Press Briefing by National Security Advisor Steve Hadley, August 11, 2005 -- Excerpt
Q Steve, what was the thinking on Iran? We've heard some disturbing information from Secretary Rumsfeld this week about very sophisticated, powerful bombs being smuggled from Iran into Iraq. We've seen Iran now restart uranium enrichment. We've seen Iran say that the Paris Accord is now defunct. The IAEA has passed a resolution condemning the activities and calling for more talks. What kind of communications, either directly or through channels, has the U.S. government had with Iran about its activities and along the border with Iraq? And is there any kind of a connection that might be drawn between the posture the Iranian government takes in both areas?
MR. HADLEY: The question was about Iran, what's going on

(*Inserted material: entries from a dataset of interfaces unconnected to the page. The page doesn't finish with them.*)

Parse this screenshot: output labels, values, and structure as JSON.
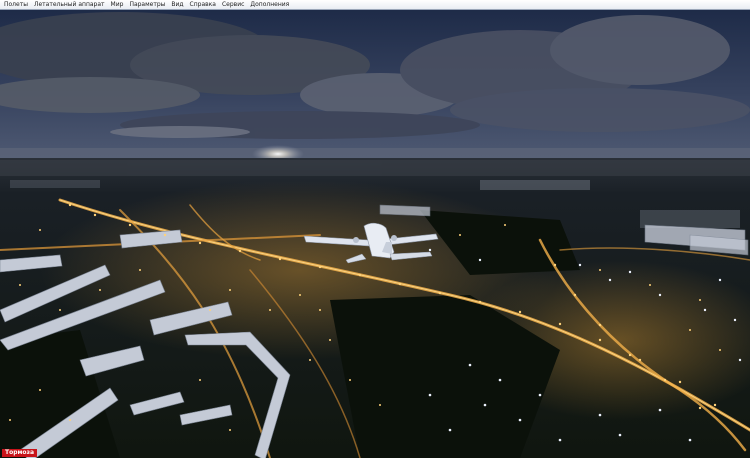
{
  "menu": {
    "items": [
      {
        "id": "flights",
        "label": "Полеты"
      },
      {
        "id": "aircraft",
        "label": "Летательный аппарат"
      },
      {
        "id": "world",
        "label": "Мир"
      },
      {
        "id": "options",
        "label": "Параметры"
      },
      {
        "id": "view",
        "label": "Вид"
      },
      {
        "id": "help",
        "label": "Справка"
      },
      {
        "id": "service",
        "label": "Сервис"
      },
      {
        "id": "addons",
        "label": "Дополнения"
      }
    ]
  },
  "status": {
    "pause_label": "Тормоза"
  },
  "colors": {
    "sky_top": "#1d2c4a",
    "sky_horizon": "#4c5670",
    "ground": "#131a12",
    "city_light": "#ffc24a",
    "building": "#c9ced8",
    "badge": "#c8141a"
  }
}
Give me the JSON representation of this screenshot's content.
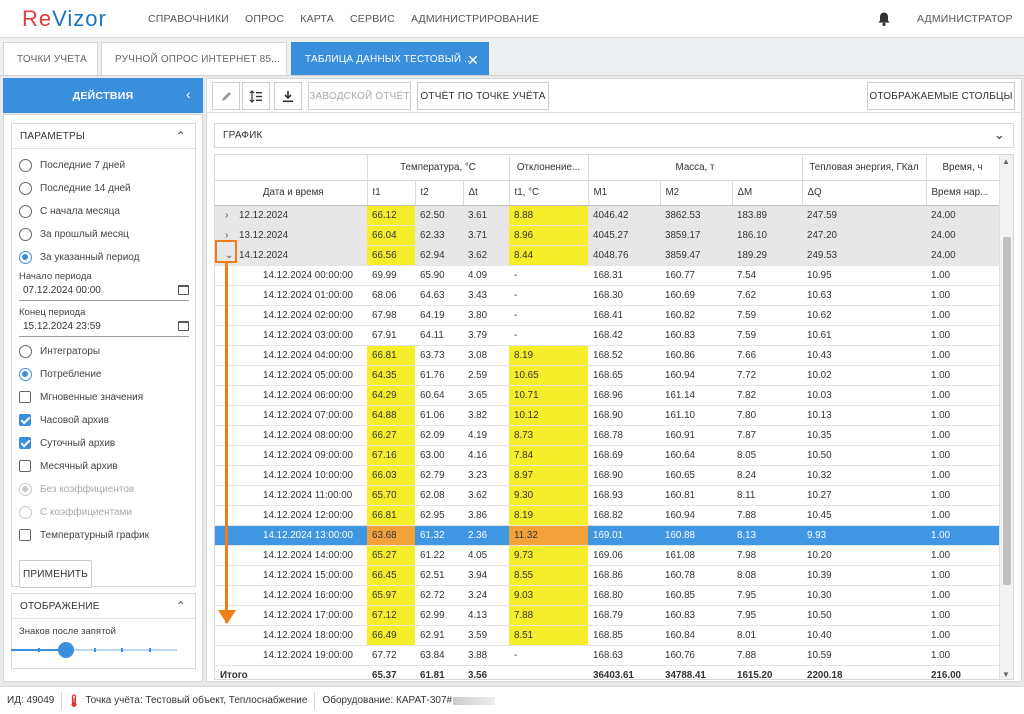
{
  "app": {
    "logo_re": "Re",
    "logo_rest": "Vizor"
  },
  "nav": [
    "СПРАВОЧНИКИ",
    "ОПРОС",
    "КАРТА",
    "СЕРВИС",
    "АДМИНИСТРИРОВАНИЕ"
  ],
  "user": "АДМИНИСТРАТОР",
  "tabs": [
    {
      "label": "ТОЧКИ УЧЕТА"
    },
    {
      "label": "РУЧНОЙ ОПРОС ИНТЕРНЕТ 85..."
    },
    {
      "label": "ТАБЛИЦА ДАННЫХ ТЕСТОВЫЙ ...",
      "active": true
    }
  ],
  "sidebar": {
    "actions_label": "ДЕЙСТВИЯ",
    "params_title": "ПАРАМЕТРЫ",
    "periods": [
      "Последние 7 дней",
      "Последние 14 дней",
      "С начала месяца",
      "За прошлый месяц",
      "За указанный период"
    ],
    "selected_period": 4,
    "start_label": "Начало периода",
    "start_value": "07.12.2024 00:00",
    "end_label": "Конец периода",
    "end_value": "15.12.2024 23:59",
    "mode_options": [
      "Интеграторы",
      "Потребление"
    ],
    "selected_mode": 1,
    "checks": [
      {
        "label": "Мгновенные значения",
        "checked": false
      },
      {
        "label": "Часовой архив",
        "checked": true
      },
      {
        "label": "Суточный архив",
        "checked": true
      },
      {
        "label": "Месячный архив",
        "checked": false
      }
    ],
    "coef_options": [
      "Без коэффициентов",
      "С коэффициентами"
    ],
    "temp_graph_label": "Температурный график",
    "apply_label": "ПРИМЕНИТЬ",
    "display_title": "ОТОБРАЖЕНИЕ",
    "decimals_label": "Знаков после запятой",
    "decimals_slider_fraction": 0.33
  },
  "toolbar": {
    "factory_report": "ЗАВОДСКОЙ ОТЧЁТ",
    "point_report": "ОТЧЁТ ПО ТОЧКЕ УЧЁТА",
    "columns": "ОТОБРАЖАЕМЫЕ СТОЛБЦЫ"
  },
  "grafik_label": "ГРАФИК",
  "table": {
    "group_headers": [
      "",
      "Температура, °C",
      "Отклонение...",
      "Масса, т",
      "Тепловая энергия, ГКал",
      "Время, ч"
    ],
    "columns": [
      "Дата и время",
      "t1",
      "t2",
      "Δt",
      "t1, °C",
      "M1",
      "M2",
      "ΔM",
      "ΔQ",
      "Время нар..."
    ],
    "groups": [
      {
        "date": "12.12.2024",
        "expander": "›",
        "vals": [
          "66.12",
          "62.50",
          "3.61",
          "8.88",
          "4046.42",
          "3862.53",
          "183.89",
          "247.59",
          "24.00"
        ]
      },
      {
        "date": "13.12.2024",
        "expander": "›",
        "vals": [
          "66.04",
          "62.33",
          "3.71",
          "8.96",
          "4045.27",
          "3859.17",
          "186.10",
          "247.20",
          "24.00"
        ]
      },
      {
        "date": "14.12.2024",
        "expander": "⌄",
        "vals": [
          "66.56",
          "62.94",
          "3.62",
          "8.44",
          "4048.76",
          "3859.47",
          "189.29",
          "249.53",
          "24.00"
        ]
      }
    ],
    "rows": [
      {
        "dt": "14.12.2024 00:00:00",
        "vals": [
          "69.99",
          "65.90",
          "4.09",
          "-",
          "168.31",
          "160.77",
          "7.54",
          "10.95",
          "1.00"
        ],
        "hl": false
      },
      {
        "dt": "14.12.2024 01:00:00",
        "vals": [
          "68.06",
          "64.63",
          "3.43",
          "-",
          "168.30",
          "160.69",
          "7.62",
          "10.63",
          "1.00"
        ],
        "hl": false
      },
      {
        "dt": "14.12.2024 02:00:00",
        "vals": [
          "67.98",
          "64.19",
          "3.80",
          "-",
          "168.41",
          "160.82",
          "7.59",
          "10.62",
          "1.00"
        ],
        "hl": false
      },
      {
        "dt": "14.12.2024 03:00:00",
        "vals": [
          "67.91",
          "64.11",
          "3.79",
          "-",
          "168.42",
          "160.83",
          "7.59",
          "10.61",
          "1.00"
        ],
        "hl": false
      },
      {
        "dt": "14.12.2024 04:00:00",
        "vals": [
          "66.81",
          "63.73",
          "3.08",
          "8.19",
          "168.52",
          "160.86",
          "7.66",
          "10.43",
          "1.00"
        ],
        "hl": true
      },
      {
        "dt": "14.12.2024 05:00:00",
        "vals": [
          "64.35",
          "61.76",
          "2.59",
          "10.65",
          "168.65",
          "160.94",
          "7.72",
          "10.02",
          "1.00"
        ],
        "hl": true
      },
      {
        "dt": "14.12.2024 06:00:00",
        "vals": [
          "64.29",
          "60.64",
          "3.65",
          "10.71",
          "168.96",
          "161.14",
          "7.82",
          "10.03",
          "1.00"
        ],
        "hl": true
      },
      {
        "dt": "14.12.2024 07:00:00",
        "vals": [
          "64.88",
          "61.06",
          "3.82",
          "10.12",
          "168.90",
          "161.10",
          "7.80",
          "10.13",
          "1.00"
        ],
        "hl": true
      },
      {
        "dt": "14.12.2024 08:00:00",
        "vals": [
          "66.27",
          "62.09",
          "4.19",
          "8.73",
          "168.78",
          "160.91",
          "7.87",
          "10.35",
          "1.00"
        ],
        "hl": true
      },
      {
        "dt": "14.12.2024 09:00:00",
        "vals": [
          "67.16",
          "63.00",
          "4.16",
          "7.84",
          "168.69",
          "160.64",
          "8.05",
          "10.50",
          "1.00"
        ],
        "hl": true
      },
      {
        "dt": "14.12.2024 10:00:00",
        "vals": [
          "66.03",
          "62.79",
          "3.23",
          "8.97",
          "168.90",
          "160.65",
          "8.24",
          "10.32",
          "1.00"
        ],
        "hl": true
      },
      {
        "dt": "14.12.2024 11:00:00",
        "vals": [
          "65.70",
          "62.08",
          "3.62",
          "9.30",
          "168.93",
          "160.81",
          "8.11",
          "10.27",
          "1.00"
        ],
        "hl": true
      },
      {
        "dt": "14.12.2024 12:00:00",
        "vals": [
          "66.81",
          "62.95",
          "3.86",
          "8.19",
          "168.82",
          "160.94",
          "7.88",
          "10.45",
          "1.00"
        ],
        "hl": true
      },
      {
        "dt": "14.12.2024 13:00:00",
        "vals": [
          "63.68",
          "61.32",
          "2.36",
          "11.32",
          "169.01",
          "160.88",
          "8.13",
          "9.93",
          "1.00"
        ],
        "hl": true,
        "selected": true
      },
      {
        "dt": "14.12.2024 14:00:00",
        "vals": [
          "65.27",
          "61.22",
          "4.05",
          "9.73",
          "169.06",
          "161.08",
          "7.98",
          "10.20",
          "1.00"
        ],
        "hl": true
      },
      {
        "dt": "14.12.2024 15:00:00",
        "vals": [
          "66.45",
          "62.51",
          "3.94",
          "8.55",
          "168.86",
          "160.78",
          "8.08",
          "10.39",
          "1.00"
        ],
        "hl": true
      },
      {
        "dt": "14.12.2024 16:00:00",
        "vals": [
          "65.97",
          "62.72",
          "3.24",
          "9.03",
          "168.80",
          "160.85",
          "7.95",
          "10.30",
          "1.00"
        ],
        "hl": true
      },
      {
        "dt": "14.12.2024 17:00:00",
        "vals": [
          "67.12",
          "62.99",
          "4.13",
          "7.88",
          "168.79",
          "160.83",
          "7.95",
          "10.50",
          "1.00"
        ],
        "hl": true
      },
      {
        "dt": "14.12.2024 18:00:00",
        "vals": [
          "66.49",
          "62.91",
          "3.59",
          "8.51",
          "168.85",
          "160.84",
          "8.01",
          "10.40",
          "1.00"
        ],
        "hl": true
      },
      {
        "dt": "14.12.2024 19:00:00",
        "vals": [
          "67.72",
          "63.84",
          "3.88",
          "-",
          "168.63",
          "160.76",
          "7.88",
          "10.59",
          "1.00"
        ],
        "hl": false
      }
    ],
    "total_label": "Итого",
    "totals": [
      "65.37",
      "61.81",
      "3.56",
      "",
      "36403.61",
      "34788.41",
      "1615.20",
      "2200.18",
      "216.00"
    ]
  },
  "status": {
    "id": "ИД: 49049",
    "point": "Точка учёта: Тестовый объект, Теплоснабжение",
    "equipment": "Оборудование: КАРАТ-307#"
  },
  "colors": {
    "accent": "#3a8fdc",
    "highlight": "#f6ee2b",
    "selected_highlight": "#f3a13a",
    "annotation": "#ef7d1a",
    "logo_red": "#e23c3c"
  }
}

-- what's happening on the nuclear front and what's happening on reports of Iran -- perhaps, let me put it this way, weapons coming across the border from Iran into Iraq and are they related.
I don't see any relationship between the two. I think where we are on the nuclear issue in terms of Iran is this: They have -- they have indicated and taken steps to begin the conversion. They have not done anything on reprocessing or enrichment; they have done something on conversion. They have asked the IAEA to remove the seals and they have removed the seals. It is still being done under IAEA observation. But the EU 3 have taken the position, and we agree with it, that that activity is inconsistent with the Paris Accord and is one of the things that the Iranians agreed to freeze or suspend as part of that Paris Accord. And so they are in violation of that Paris Accord, and that is what the EU 3 has said.
The Board of Governors adopted a resolution calling on the Iranians to come back into compliance with the Paris Accord, to suspend any further conversion activity. They've called it a matter of great seriousness. They've asked the Director General to make a report on the 3rd of September. And there is an opportunity for Iran to do what the EU 3 and we, and I think most of the Board of Governors hope they will do, which is come back into compliance, stop the conversion activity, and then to resume discussions and negotiations with the EU 3 about a more permanent arrangement.
And it's interesting that while they have resumed this conversion activity, they have still done it under IAEA supervision. And we had the President of Iran indicating that they would have some ideas and that there would be further negotiations. We think that is the right step, to have -- for Iran to come back into compliance with the Paris Accord, and to resume the negotiations and discussions with the EU 3. We've made that clear publicly. We, of course, have our ambassador at the IAEA. He has said that in the IAEA discussions. So we have, I think, good communication with the Iranians on that issue.
In terms of the border issue with Iraq, obviously, we and the Iraqis monitor closely the activities of Iranian representatives in Iraq. We try and ensure that from both of the borders -- the border that Iraq has with Syria and the border it has with Iran -- that there are not flows of fighters or armament or anything else that will make the situation in Iraq more difficult. Iraqis have called on both Syria and Iran to support the democratic process and to support their efforts to defeat the terrorists in Iraq by ensuring that there isn't any of this activity going across their borders.
We've been very concerned about Syria as a staging area for foreign fighters coming into Iraq. We have raised this issue repeatedly with the Syrians. We have been monitoring, and the Iraqis have been monitoring, the Iranian border, and the concern is that there are -- there may be IEDs and other munitions showing up that seem to have a footprint similar to that of devices used by groups that have historically had Iranian support. That's the concern we have.
And whether the Iranian government is directly involved, we don't know. But it's a concern we've had. We've raised it publicly. Other allies in the coalition have raised it publicly, and the Iraqis are now aware of it, and they've indicated that they will look into, as well.
But we're all in agreement that Iran and Syria need to control their borders and make sure that there is nothing going across those borders that will compound the security situation in Iraq and lead to not only coalition forces and Americans being at risk and killed, but also, of course, Iraqis, because scores of Iraqis are dying. They are the principal victims of this terrorism.
Q -- IEDs, improvised explosive devices, but Rumsfeld talked about very powerful, sophisticated, professionally manufactured devices. And you say groups that have had support from Iran -- are you suggesting a distinction between Iran and the government itself? Is it a suspicion that these are coming from terrorist organizations that are somehow linked?
MR. HADLEY: We don't know. We're looking into it. And under the heading of IEDs, there's a wide range of them, from very simple devices to more sophisticated. And of course, the ones you're more concerned about are the more sophisticated devices because they tend to be more effective and more lethal.
END 4:36 P.M. CDT